Market Monsters? The Media Can’t Exist Without Them…
"All that we are is the result of what we have thought."
Do not be surprised if you find yourself feeling a little fuzzy as we head deeper into the holiday haze.
Think of it like an annual right-of-passage.
As for the financial data, well, overall, it remains on a solid upward trajectory, in fact so much so that you’d be forgiven for getting that itch in your gut suggesting it’s almost time for another bigger, scarier monster to arrive.
And while Covid-related hospital percentages fall, and the vaccines take centre stage the media needs a new "fix" to terrify us with as 2021 peers out into the darkness.
In a Perfect World?
I would suspect we’ll get a bit of a market lift heading into year-end.
That said, tax selling does not yet seem to be creating any real pressure. Still, I’m getting the sense that we’re like those astronauts a couple weeks back sitting on top of the Falcon 9 rocket at T-Minus 10:00 and counting.
Historically speaking, when January arrives after a strong previous year finishes it often results in early year profit-taking from those traders who work from week to week.
The good news about this – if it happens again - would be that we then set the stage for the spring-coiling effect again.
Long-time readers have seen a lot of these things now. A good year-end with somewhat positive days at the start of the New Year, and then it hits: the new monster.
The media can’t exist without one.
And social media would, well, implode without some series of memes about some terrible outcome going viral.
Ain’t life grand!
Anyway, seeing some red ink in January also brings out all those old videos of how the year goes bad if January is down, etc.

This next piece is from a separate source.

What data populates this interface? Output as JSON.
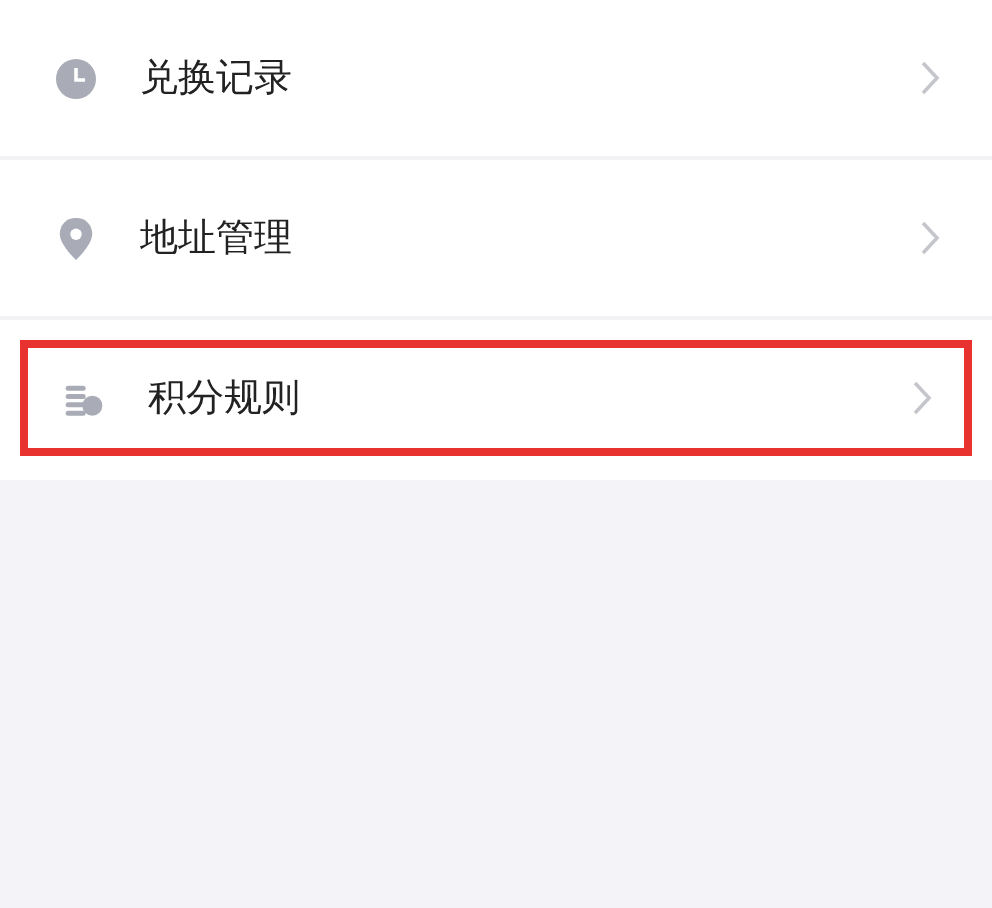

Those events dovetail right into the idea of burning off some of this elevated short-term trader sentiment. Money flows still do not portend any significant overheating - since we still have over US $18 Trillion in the bank and a Federal Reserve who has made it certain that no interest rate hikes will happen until things are going well for quite a long time.
Net-net: Do not be surprised if we see some setbacks in January after a strong recovery year like this.

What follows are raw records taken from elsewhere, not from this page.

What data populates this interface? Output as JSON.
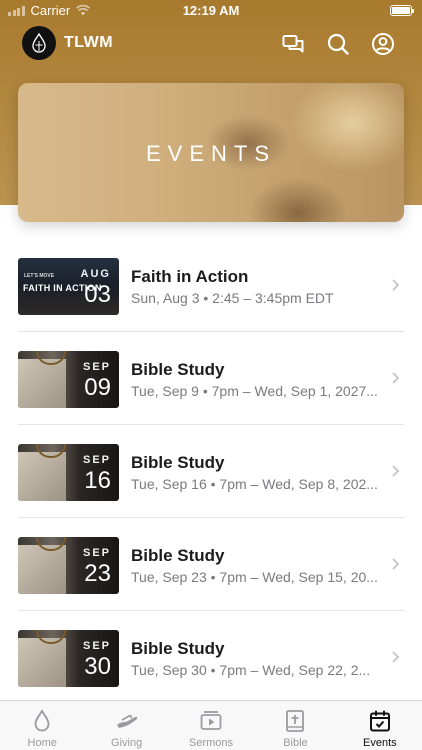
{
  "status": {
    "carrier": "Carrier",
    "time": "12:19 AM"
  },
  "header": {
    "brand": "TLWM"
  },
  "banner": {
    "title": "EVENTS"
  },
  "events": [
    {
      "title": "Faith in Action",
      "subtitle": "Sun, Aug 3 • 2:45 – 3:45pm EDT",
      "month": "AUG",
      "day": "03",
      "thumb_small": "LET'S MOVE",
      "thumb_big": "FAITH IN ACTION"
    },
    {
      "title": "Bible Study",
      "subtitle": "Tue, Sep 9 • 7pm – Wed, Sep 1, 2027...",
      "month": "SEP",
      "day": "09"
    },
    {
      "title": "Bible Study",
      "subtitle": "Tue, Sep 16 • 7pm – Wed, Sep 8, 202...",
      "month": "SEP",
      "day": "16"
    },
    {
      "title": "Bible Study",
      "subtitle": "Tue, Sep 23 • 7pm – Wed, Sep 15, 20...",
      "month": "SEP",
      "day": "23"
    },
    {
      "title": "Bible Study",
      "subtitle": "Tue, Sep 30 • 7pm – Wed, Sep 22, 2...",
      "month": "SEP",
      "day": "30"
    }
  ],
  "tabbar": {
    "items": [
      {
        "label": "Home",
        "icon": "drop-icon"
      },
      {
        "label": "Giving",
        "icon": "hands-icon"
      },
      {
        "label": "Sermons",
        "icon": "play-icon"
      },
      {
        "label": "Bible",
        "icon": "bible-icon"
      },
      {
        "label": "Events",
        "icon": "calendar-icon"
      }
    ],
    "active": "Events"
  },
  "colors": {
    "header_gold": "#b38840",
    "active_tab": "#111111",
    "inactive_tab": "#9a9aa0"
  }
}
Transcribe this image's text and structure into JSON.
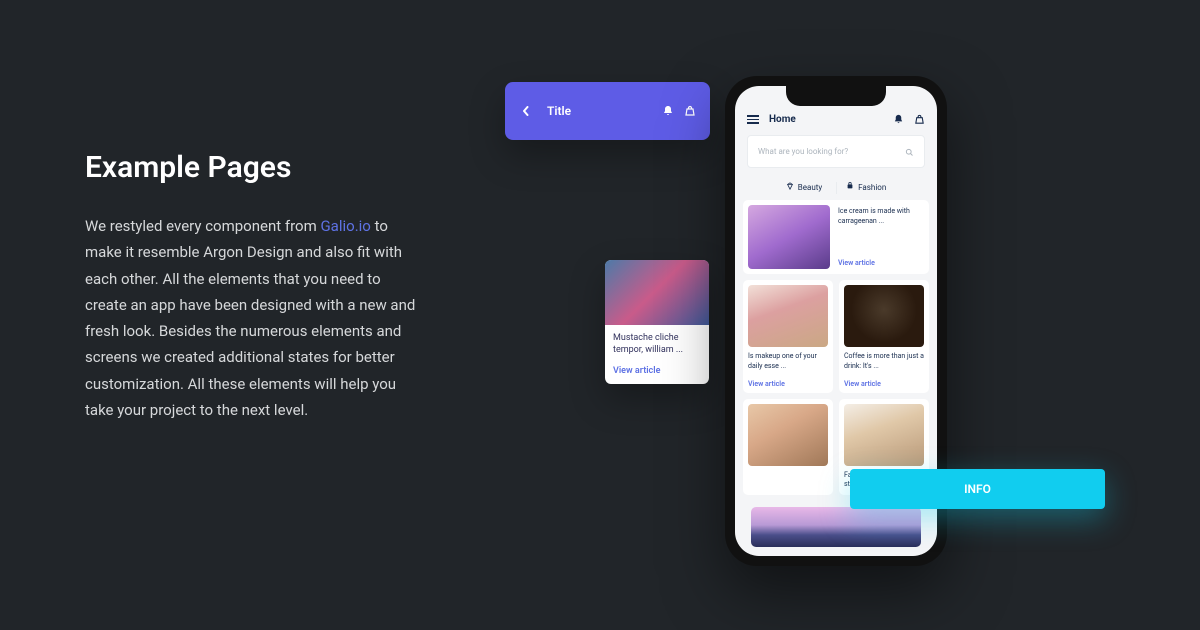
{
  "heading": "Example Pages",
  "description_before": "We restyled every component from ",
  "description_link": "Galio.io",
  "description_after": " to make it resemble Argon Design and also fit with each other. All the elements that you need to create an app have been designed with a new and fresh look. Besides the numerous elements and screens we created additional states for better customization. All these elements will help you take your project to the next level.",
  "titlebar": {
    "label": "Title"
  },
  "float_card": {
    "title": "Mustache cliche tempor, william ...",
    "link": "View article"
  },
  "phone": {
    "header_label": "Home",
    "search_placeholder": "What are you looking for?",
    "tabs": {
      "beauty": "Beauty",
      "fashion": "Fashion"
    },
    "articles": {
      "a0": {
        "title": "Ice cream is made with carrageenan ...",
        "link": "View article"
      },
      "a1": {
        "title": "Is makeup one of your daily esse ...",
        "link": "View article"
      },
      "a2": {
        "title": "Coffee is more than just a drink: It's ...",
        "link": "View article"
      },
      "a3": {
        "title": "",
        "link": ""
      },
      "a4": {
        "title": "Fashion is a popular style, especially in ...",
        "link": ""
      }
    }
  },
  "info_button": "INFO"
}
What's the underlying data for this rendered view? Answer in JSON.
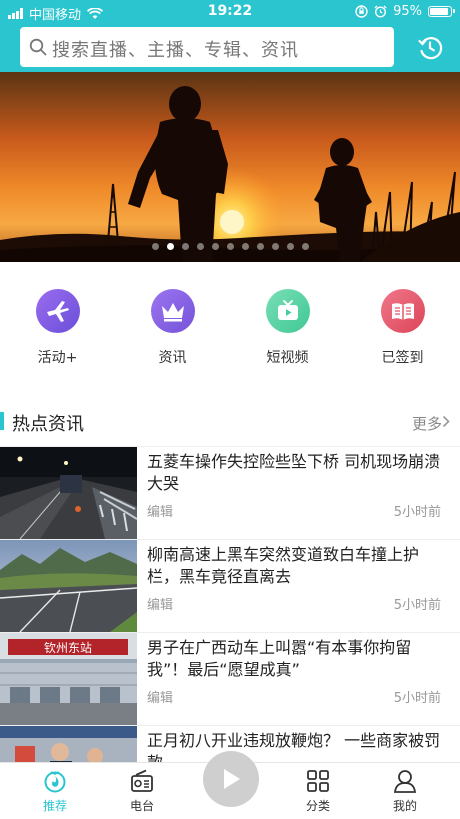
{
  "status": {
    "carrier": "中国移动",
    "time": "19:22",
    "battery": "95%",
    "battery_level": 0.95
  },
  "search": {
    "placeholder": "搜索直播、主播、专辑、资讯"
  },
  "banner": {
    "slide_count": 11,
    "active_index": 1
  },
  "quick": [
    {
      "label": "活动+",
      "icon": "airplane-icon",
      "color": "#7b5be0"
    },
    {
      "label": "资讯",
      "icon": "crown-icon",
      "color": "#8a63e3"
    },
    {
      "label": "短视频",
      "icon": "tv-play-icon",
      "color": "#5fd3a6"
    },
    {
      "label": "已签到",
      "icon": "book-icon",
      "color": "#e85a6b"
    }
  ],
  "section": {
    "title": "热点资讯",
    "more": "更多"
  },
  "news": [
    {
      "title": "五菱车操作失控险些坠下桥 司机现场崩溃大哭",
      "source": "编辑",
      "time": "5小时前"
    },
    {
      "title": "柳南高速上黑车突然变道致白车撞上护栏，黑车竟径直离去",
      "source": "编辑",
      "time": "5小时前"
    },
    {
      "title": "男子在广西动车上叫嚣“有本事你拘留我”！最后“愿望成真”",
      "source": "编辑",
      "time": "5小时前"
    },
    {
      "title": "正月初八开业违规放鞭炮？ 一些商家被罚款",
      "source": "",
      "time": ""
    }
  ],
  "news3_sign": "钦州东站",
  "tabs": [
    {
      "label": "推荐"
    },
    {
      "label": "电台"
    },
    {
      "label": "分类"
    },
    {
      "label": "我的"
    }
  ],
  "colors": {
    "accent": "#2bc5cf"
  }
}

Just under the surface it will only take a headline or two about some new monster to send weak-handed investors rushing to the exits…again.
That’s a good thing for long-term investors. It recharges the spring-loaded forces already supporting us for years into the future.
We’re just about done for the Q3 data and we’re already behind the eight-ball for Q4 data.
Strangely, the next earnings season is a mere six weeks away.
Here’s the latest from Refintiv on that:
“There was no change this week to the positive S&P 500 EPS trends over the last 5-6 months.
With the mainstream media and others screaming for additional fiscal stimulus, the S&P 500 numbers are telling a different story. The trends in S&P 500 earnings are saying ‘higher EPS is more probable than not’.”
A Quick Summary of the Details
- The forward four-quarter EPS value this week was $160.40, versus the $160.08 last week. (recall, this will roll upward by $8-10 when we roll into Q1 and look forward for the full 2021 data).
- The PE ratio is 23x, which is a little high for an expected 4% average growth rate in S&P 500 earnings for both calendar 2020 and 2021 (hinting that the numbers are low).
- The S&P 500 earnings yield is 4.34%, a six-week low from the high on 10/31 of 4.84%. This is still substantially higher than the 93 basis points for a 10-year bond.
Now check out these very productive and forward-positive items:
- The Q3 '20 "bottom-up" S&P 500 quarterly estimate was just $32.91 on September 30th and has already moved up to $39.42 as of Friday, December 4th, 2020. That’s a very substantial move indeed, particularly as- analysts were short on expectations for over 90% of company reports!
- The calendar 2020 S&P 500 estimate was just $125 on the mid-year read from June 30, 2020. Now it’s over $138.00 today and climbing.
And now for something you won't hear in the MSM. Note that what's interesting about the 2020 calendar year S&P 500 EPS estimate shift is that almost precisely when the "extra" stimulus benefit ended in late July 2020, the 2020 S&P 500 EPS estimate began to increase rapidly.
It’s likely we will keep hearing mainstream media drive Armageddon stories screaming for additional fiscal stimulus.
The good news is that the S&P 500 numbers are telling a very different story.
S&P 500 Forward Earnings Curve
To show you how afraid analysts are to raise expectations - even as companies are beating and raising at ridiculously high rates - the 2021 S&P 500 estimates have been almost constant since mid-August '20 at $165-$166 per share.
The bottom line here is that the sell-side analysts are afraid, which has always been a good thing for upside surprises. As we’ve repeatedly shown, they missed very badly on Q2 and Q3 2020 EPS and revenue estimates, and yet they still refuse to lift Q4 2020 estimates at all.
I’ll say it again: Pray for some January fear-selling, because corrections are likely to be fewer and farther between as we move further into 2021 and beyond.